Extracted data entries
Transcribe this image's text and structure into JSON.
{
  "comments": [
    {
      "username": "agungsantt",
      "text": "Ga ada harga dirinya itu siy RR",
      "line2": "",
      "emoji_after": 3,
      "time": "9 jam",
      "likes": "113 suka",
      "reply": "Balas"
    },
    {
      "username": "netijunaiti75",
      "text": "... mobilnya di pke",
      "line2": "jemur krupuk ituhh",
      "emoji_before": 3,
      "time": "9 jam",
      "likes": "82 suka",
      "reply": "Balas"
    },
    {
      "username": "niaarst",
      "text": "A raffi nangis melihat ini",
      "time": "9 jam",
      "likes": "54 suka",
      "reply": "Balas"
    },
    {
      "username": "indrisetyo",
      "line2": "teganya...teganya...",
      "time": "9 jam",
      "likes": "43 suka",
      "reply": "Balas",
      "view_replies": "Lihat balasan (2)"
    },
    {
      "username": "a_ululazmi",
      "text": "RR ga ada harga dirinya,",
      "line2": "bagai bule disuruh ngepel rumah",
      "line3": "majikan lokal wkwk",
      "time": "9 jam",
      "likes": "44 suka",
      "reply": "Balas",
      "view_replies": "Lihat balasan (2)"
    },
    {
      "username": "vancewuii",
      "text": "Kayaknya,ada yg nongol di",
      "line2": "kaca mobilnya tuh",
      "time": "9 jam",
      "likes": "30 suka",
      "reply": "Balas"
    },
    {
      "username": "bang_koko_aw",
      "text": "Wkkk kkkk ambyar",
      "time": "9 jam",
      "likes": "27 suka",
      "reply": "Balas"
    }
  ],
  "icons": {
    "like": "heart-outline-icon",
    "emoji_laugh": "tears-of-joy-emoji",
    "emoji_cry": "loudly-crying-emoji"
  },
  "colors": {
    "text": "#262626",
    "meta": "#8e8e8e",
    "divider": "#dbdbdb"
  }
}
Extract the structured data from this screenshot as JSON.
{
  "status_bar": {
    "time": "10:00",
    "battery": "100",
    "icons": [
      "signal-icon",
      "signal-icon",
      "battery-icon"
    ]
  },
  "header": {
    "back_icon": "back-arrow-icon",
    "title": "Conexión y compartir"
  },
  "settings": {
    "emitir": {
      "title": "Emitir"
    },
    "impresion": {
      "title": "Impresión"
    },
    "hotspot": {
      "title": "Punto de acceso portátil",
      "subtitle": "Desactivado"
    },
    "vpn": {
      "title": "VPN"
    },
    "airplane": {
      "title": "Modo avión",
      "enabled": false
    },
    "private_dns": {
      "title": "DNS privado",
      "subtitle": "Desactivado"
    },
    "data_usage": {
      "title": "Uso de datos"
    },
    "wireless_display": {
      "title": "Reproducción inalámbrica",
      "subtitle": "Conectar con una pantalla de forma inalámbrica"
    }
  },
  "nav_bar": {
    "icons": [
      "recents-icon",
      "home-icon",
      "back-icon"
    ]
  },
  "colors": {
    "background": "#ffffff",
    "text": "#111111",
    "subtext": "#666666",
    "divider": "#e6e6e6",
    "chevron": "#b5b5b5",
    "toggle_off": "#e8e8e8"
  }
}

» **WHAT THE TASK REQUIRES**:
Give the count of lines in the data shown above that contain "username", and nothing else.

» **RESULT FOR THIS TASK**:
7